▸ TASK STATEMENT
Please output the entries that follow exactly, without a single image.

▸ Stored items
Segment Open

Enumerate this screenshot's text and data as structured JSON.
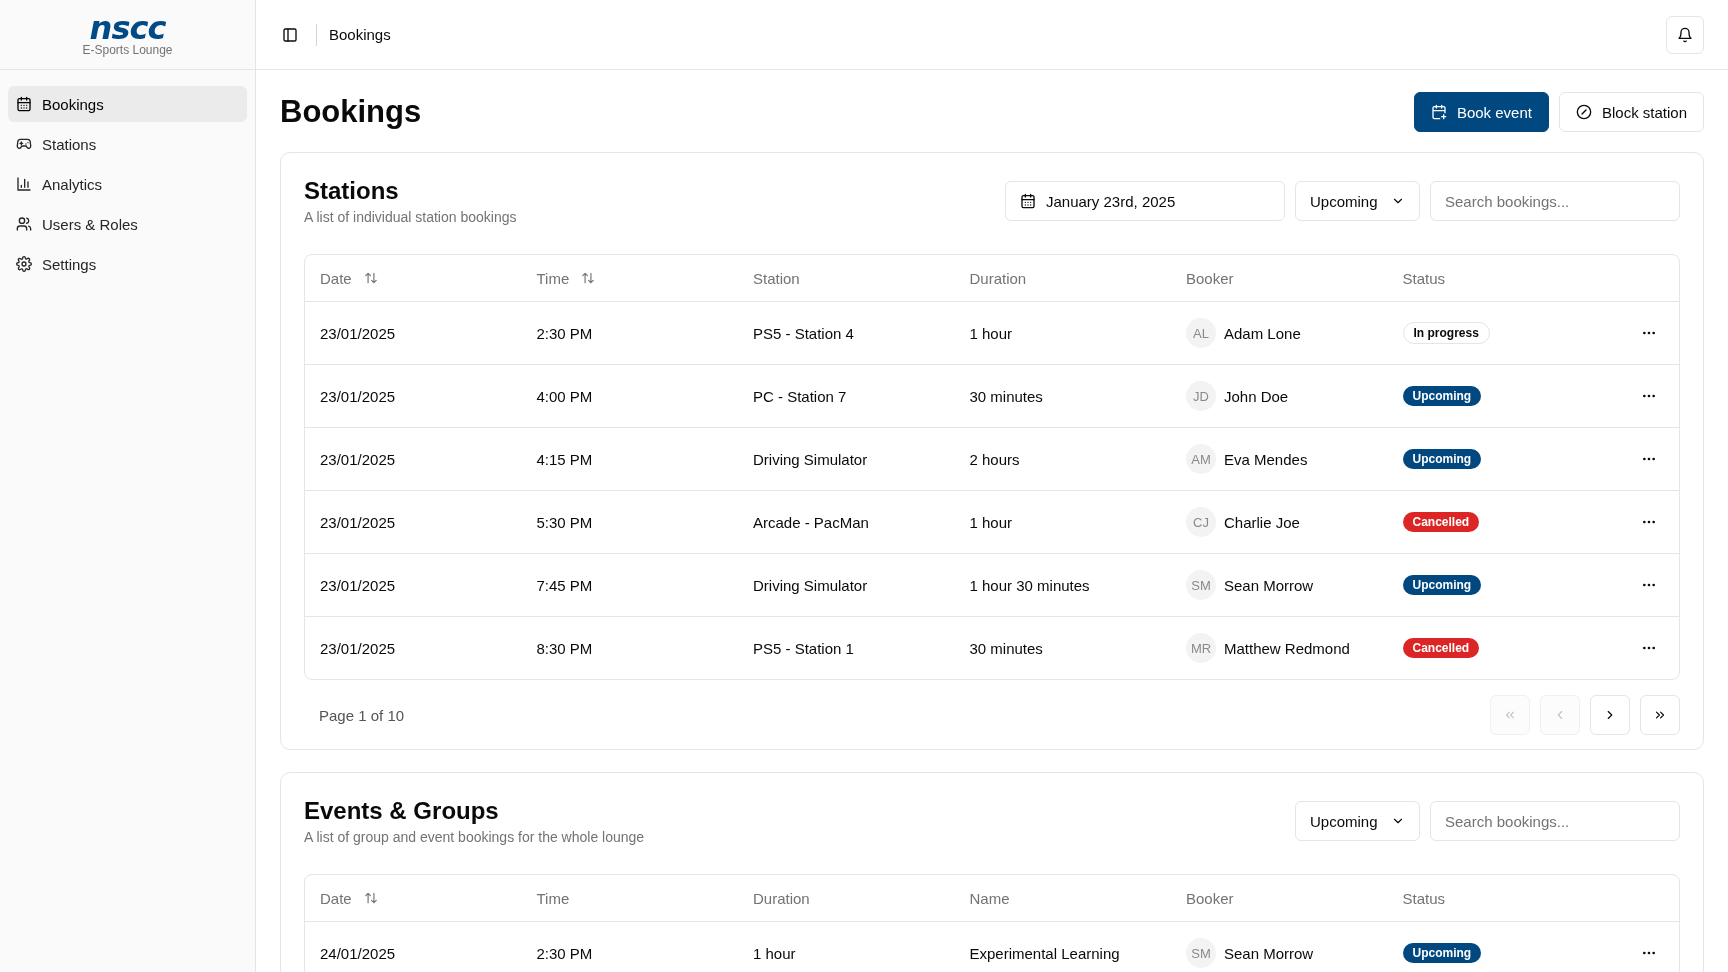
{
  "sidebar": {
    "logo": "nscc",
    "subtitle": "E-Sports Lounge",
    "items": [
      {
        "label": "Bookings",
        "selected": true
      },
      {
        "label": "Stations",
        "selected": false
      },
      {
        "label": "Analytics",
        "selected": false
      },
      {
        "label": "Users & Roles",
        "selected": false
      },
      {
        "label": "Settings",
        "selected": false
      }
    ]
  },
  "topbar": {
    "breadcrumb": "Bookings"
  },
  "page": {
    "title": "Bookings",
    "buttons": [
      {
        "label": "Book event",
        "kind": "primary"
      },
      {
        "label": "Block station",
        "kind": "outline"
      }
    ]
  },
  "sections": [
    {
      "title": "Stations",
      "subtitle": "A list of individual station bookings",
      "date": "January 23rd, 2025",
      "filter": "Upcoming",
      "search": {
        "placeholder": "Search bookings..."
      },
      "columns": [
        {
          "label": "Date",
          "sortable": true
        },
        {
          "label": "Time",
          "sortable": true
        },
        {
          "label": "Station",
          "sortable": false
        },
        {
          "label": "Duration",
          "sortable": false
        },
        {
          "label": "Booker",
          "sortable": false
        },
        {
          "label": "Status",
          "sortable": false
        }
      ],
      "rows": [
        {
          "cells": [
            "23/01/2025",
            "2:30 PM",
            "PS5 - Station 4",
            "1 hour"
          ],
          "initials": "AL",
          "booker": "Adam Lone",
          "status": "In progress",
          "kind": "progress"
        },
        {
          "cells": [
            "23/01/2025",
            "4:00 PM",
            "PC - Station 7",
            "30 minutes"
          ],
          "initials": "JD",
          "booker": "John Doe",
          "status": "Upcoming",
          "kind": "upcoming"
        },
        {
          "cells": [
            "23/01/2025",
            "4:15 PM",
            "Driving Simulator",
            "2 hours"
          ],
          "initials": "AM",
          "booker": "Eva Mendes",
          "status": "Upcoming",
          "kind": "upcoming"
        },
        {
          "cells": [
            "23/01/2025",
            "5:30 PM",
            "Arcade - PacMan",
            "1 hour"
          ],
          "initials": "CJ",
          "booker": "Charlie Joe",
          "status": "Cancelled",
          "kind": "cancelled"
        },
        {
          "cells": [
            "23/01/2025",
            "7:45 PM",
            "Driving Simulator",
            "1 hour 30 minutes"
          ],
          "initials": "SM",
          "booker": "Sean Morrow",
          "status": "Upcoming",
          "kind": "upcoming"
        },
        {
          "cells": [
            "23/01/2025",
            "8:30 PM",
            "PS5 - Station 1",
            "30 minutes"
          ],
          "initials": "MR",
          "booker": "Matthew Redmond",
          "status": "Cancelled",
          "kind": "cancelled"
        }
      ],
      "pagination": {
        "label": "Page 1 of 10",
        "buttons": [
          {
            "kind": "first",
            "disabled": true
          },
          {
            "kind": "prev",
            "disabled": true
          },
          {
            "kind": "next",
            "disabled": false
          },
          {
            "kind": "last",
            "disabled": false
          }
        ]
      }
    },
    {
      "title": "Events & Groups",
      "subtitle": "A list of group and event bookings for the whole lounge",
      "filter": "Upcoming",
      "search": {
        "placeholder": "Search bookings..."
      },
      "columns": [
        {
          "label": "Date",
          "sortable": true
        },
        {
          "label": "Time",
          "sortable": false
        },
        {
          "label": "Duration",
          "sortable": false
        },
        {
          "label": "Name",
          "sortable": false
        },
        {
          "label": "Booker",
          "sortable": false
        },
        {
          "label": "Status",
          "sortable": false
        }
      ],
      "rows": [
        {
          "cells": [
            "24/01/2025",
            "2:30 PM",
            "1 hour",
            "Experimental Learning"
          ],
          "initials": "SM",
          "booker": "Sean Morrow",
          "status": "Upcoming",
          "kind": "upcoming"
        }
      ]
    }
  ]
}
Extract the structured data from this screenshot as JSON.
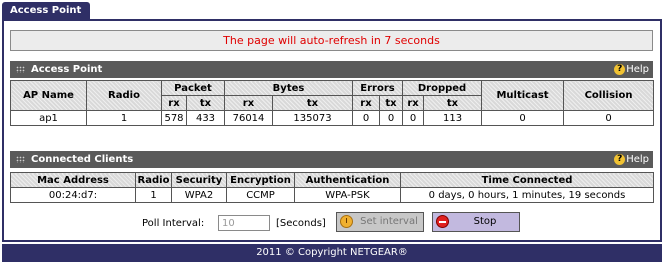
{
  "tab": {
    "title": "Access Point"
  },
  "refresh_message": "The page will auto-refresh in 7 seconds",
  "help_label": "Help",
  "ap_section": {
    "title": "Access Point",
    "headers": {
      "ap_name": "AP Name",
      "radio": "Radio",
      "packet": "Packet",
      "bytes": "Bytes",
      "errors": "Errors",
      "dropped": "Dropped",
      "multicast": "Multicast",
      "collision": "Collision",
      "rx": "rx",
      "tx": "tx"
    },
    "rows": [
      {
        "ap_name": "ap1",
        "radio": "1",
        "packet_rx": "578",
        "packet_tx": "433",
        "bytes_rx": "76014",
        "bytes_tx": "135073",
        "errors_rx": "0",
        "errors_tx": "0",
        "dropped_rx": "0",
        "dropped_tx": "113",
        "multicast": "0",
        "collision": "0"
      }
    ]
  },
  "clients_section": {
    "title": "Connected Clients",
    "headers": {
      "mac": "Mac Address",
      "radio": "Radio",
      "security": "Security",
      "encryption": "Encryption",
      "authentication": "Authentication",
      "time": "Time Connected"
    },
    "rows": [
      {
        "mac": "00:24:d7:",
        "radio": "1",
        "security": "WPA2",
        "encryption": "CCMP",
        "authentication": "WPA-PSK",
        "time": "0 days, 0 hours, 1 minutes, 19 seconds"
      }
    ]
  },
  "poll": {
    "label": "Poll Interval:",
    "value": "10",
    "unit": "[Seconds]"
  },
  "buttons": {
    "set_interval": "Set interval",
    "stop": "Stop"
  },
  "footer": "2011 © Copyright NETGEAR®",
  "colors": {
    "tab": "#2f2f66",
    "section_bar": "#5a5a5a",
    "refresh_text": "#e00000",
    "stop_button": "#c2b9df"
  },
  "icons": {
    "help": "help-icon",
    "grip": "grip-icon",
    "set_interval": "clock-icon",
    "stop": "stop-icon"
  }
}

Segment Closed

▸ RESULT OF THE TASK
Enumerate this screenshot's text and data as structured JSON.
{
  "sidebar": {
    "logo": "nscc",
    "subtitle": "E-Sports Lounge",
    "items": [
      {
        "label": "Bookings",
        "selected": true
      },
      {
        "label": "Stations",
        "selected": false
      },
      {
        "label": "Analytics",
        "selected": false
      },
      {
        "label": "Users & Roles",
        "selected": false
      },
      {
        "label": "Settings",
        "selected": false
      }
    ]
  },
  "topbar": {
    "breadcrumb": "Bookings"
  },
  "page": {
    "title": "Bookings",
    "buttons": [
      {
        "label": "Book event",
        "kind": "primary"
      },
      {
        "label": "Block station",
        "kind": "outline"
      }
    ]
  },
  "sections": [
    {
      "title": "Stations",
      "subtitle": "A list of individual station bookings",
      "date": "January 23rd, 2025",
      "filter": "Upcoming",
      "search": {
        "placeholder": "Search bookings..."
      },
      "columns": [
        {
          "label": "Date",
          "sortable": true
        },
        {
          "label": "Time",
          "sortable": true
        },
        {
          "label": "Station",
          "sortable": false
        },
        {
          "label": "Duration",
          "sortable": false
        },
        {
          "label": "Booker",
          "sortable": false
        },
        {
          "label": "Status",
          "sortable": false
        }
      ],
      "rows": [
        {
          "cells": [
            "23/01/2025",
            "2:30 PM",
            "PS5 - Station 4",
            "1 hour"
          ],
          "initials": "AL",
          "booker": "Adam Lone",
          "status": "In progress",
          "kind": "progress"
        },
        {
          "cells": [
            "23/01/2025",
            "4:00 PM",
            "PC - Station 7",
            "30 minutes"
          ],
          "initials": "JD",
          "booker": "John Doe",
          "status": "Upcoming",
          "kind": "upcoming"
        },
        {
          "cells": [
            "23/01/2025",
            "4:15 PM",
            "Driving Simulator",
            "2 hours"
          ],
          "initials": "AM",
          "booker": "Eva Mendes",
          "status": "Upcoming",
          "kind": "upcoming"
        },
        {
          "cells": [
            "23/01/2025",
            "5:30 PM",
            "Arcade - PacMan",
            "1 hour"
          ],
          "initials": "CJ",
          "booker": "Charlie Joe",
          "status": "Cancelled",
          "kind": "cancelled"
        },
        {
          "cells": [
            "23/01/2025",
            "7:45 PM",
            "Driving Simulator",
            "1 hour 30 minutes"
          ],
          "initials": "SM",
          "booker": "Sean Morrow",
          "status": "Upcoming",
          "kind": "upcoming"
        },
        {
          "cells": [
            "23/01/2025",
            "8:30 PM",
            "PS5 - Station 1",
            "30 minutes"
          ],
          "initials": "MR",
          "booker": "Matthew Redmond",
          "status": "Cancelled",
          "kind": "cancelled"
        }
      ],
      "pagination": {
        "label": "Page 1 of 10",
        "buttons": [
          {
            "kind": "first",
            "disabled": true
          },
          {
            "kind": "prev",
            "disabled": true
          },
          {
            "kind": "next",
            "disabled": false
          },
          {
            "kind": "last",
            "disabled": false
          }
        ]
      }
    },
    {
      "title": "Events & Groups",
      "subtitle": "A list of group and event bookings for the whole lounge",
      "filter": "Upcoming",
      "search": {
        "placeholder": "Search bookings..."
      },
      "columns": [
        {
          "label": "Date",
          "sortable": true
        },
        {
          "label": "Time",
          "sortable": false
        },
        {
          "label": "Duration",
          "sortable": false
        },
        {
          "label": "Name",
          "sortable": false
        },
        {
          "label": "Booker",
          "sortable": false
        },
        {
          "label": "Status",
          "sortable": false
        }
      ],
      "rows": [
        {
          "cells": [
            "24/01/2025",
            "2:30 PM",
            "1 hour",
            "Experimental Learning"
          ],
          "initials": "SM",
          "booker": "Sean Morrow",
          "status": "Upcoming",
          "kind": "upcoming"
        }
      ]
    }
  ]
}
Extract the structured data from this screenshot as JSON.
{
  "tab": {
    "title": "Access Point"
  },
  "refresh_message": "The page will auto-refresh in 7 seconds",
  "help_label": "Help",
  "ap_section": {
    "title": "Access Point",
    "headers": {
      "ap_name": "AP Name",
      "radio": "Radio",
      "packet": "Packet",
      "bytes": "Bytes",
      "errors": "Errors",
      "dropped": "Dropped",
      "multicast": "Multicast",
      "collision": "Collision",
      "rx": "rx",
      "tx": "tx"
    },
    "rows": [
      {
        "ap_name": "ap1",
        "radio": "1",
        "packet_rx": "578",
        "packet_tx": "433",
        "bytes_rx": "76014",
        "bytes_tx": "135073",
        "errors_rx": "0",
        "errors_tx": "0",
        "dropped_rx": "0",
        "dropped_tx": "113",
        "multicast": "0",
        "collision": "0"
      }
    ]
  },
  "clients_section": {
    "title": "Connected Clients",
    "headers": {
      "mac": "Mac Address",
      "radio": "Radio",
      "security": "Security",
      "encryption": "Encryption",
      "authentication": "Authentication",
      "time": "Time Connected"
    },
    "rows": [
      {
        "mac": "00:24:d7:",
        "radio": "1",
        "security": "WPA2",
        "encryption": "CCMP",
        "authentication": "WPA-PSK",
        "time": "0 days, 0 hours, 1 minutes, 19 seconds"
      }
    ]
  },
  "poll": {
    "label": "Poll Interval:",
    "value": "10",
    "unit": "[Seconds]"
  },
  "buttons": {
    "set_interval": "Set interval",
    "stop": "Stop"
  },
  "footer": "2011 © Copyright NETGEAR®",
  "colors": {
    "tab": "#2f2f66",
    "section_bar": "#5a5a5a",
    "refresh_text": "#e00000",
    "stop_button": "#c2b9df"
  },
  "icons": {
    "help": "help-icon",
    "grip": "grip-icon",
    "set_interval": "clock-icon",
    "stop": "stop-icon"
  }
}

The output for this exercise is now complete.